Mekhi Phifer: Yes, I think so. It's already kind of going there. The networks are different so they have a different approach. Obviously, with The Shield - that was on FX so they had a little bit more leeway as far as the dialogue was concerned and even the content and what they showed the viewers, which is a great thing. But we will push it to the limit as far as FOX will let us go; that's for damn sure.
I wanted to find out maybe if you could talk a little bit about what sticks out most in your mind about your first day on the Lie to Me set and maybe shooting your first episode?

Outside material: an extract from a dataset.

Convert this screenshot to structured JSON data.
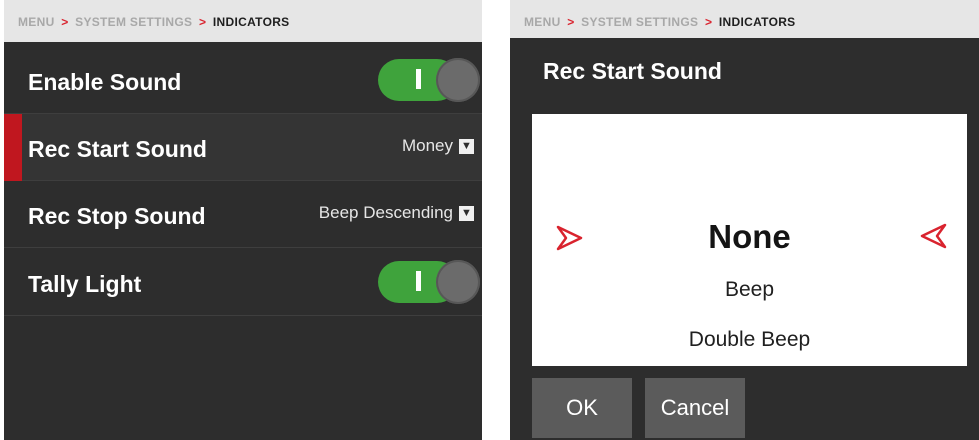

Mekhi Phifer: The first day, in particular, is always one of those weird days because you get ..., you're thrown into this new trailer - here's your wardrobe. You haven't really been on the set at all and I was always watching the show. I TiVo'd the show from the beginning, so to walk on the set it was like, "Wow, this is what I've been watching on television" and you're meeting everybody for the first time. So you're meeting Tim; you don't know how Tim is. I never met Tim before even though I've always loved his work. You're meeting Kelli and Monica and Brendan so you just don't know. To come on and to see everybody welcome you with open arms and really be there for each other was definitely a breath of fresh air because after the feeling that I had on ER - we had a great camaraderie and that's more or less what I was concerned about more than anything else. It's a great group of people and we're having a lot of fun.
You are now on a show that has a multi-cultural cast just like ER did. Can you talk about the importance of having a multi-cultural cast and what that brings to television?
Mekhi Phifer: I just think it opens up the viewership a little bit, I think. The beauty of when you watch good television or films is that, yes, you may have a multi-cultural cast but those roles could be anybody - they could be white, they could be black. To show the world that we have more in common than we have different with each other is to me the ultimate goal of all of that. It does help unite in people's mind the thought that people are the same. Yes, there's going to be cultural differences, but for the most part, we are all in the same gang as human beings.
I wondered if the character of Ben Reynolds was written with you in mind?
Mekhi Phifer: Yes, I think so. I know that they wanted to introduce a character that would be someone who could match up and rival Tim Roth to ... on screen and what happened previously, as far as our Executive Producer, Shawn Ryan, would tell it, each week they would have to deal with law enforcement stuff and the guest stars that they would hire, Tim Roth just blew them off the screen. So they wanted someone who would go toe to toe with him, be strong, and be sort of a fixture that can be an on-site law man with a badge and a gun to deal with crisis situations right there without having to outsource or go out and find an agent that was willing to work with us.
You can watch Mekhi Phifer as FBI Agent Ben Reynolds when Lie to Me returns with its second season premiere on Monday, September 28 at 9 PM ET on Fox.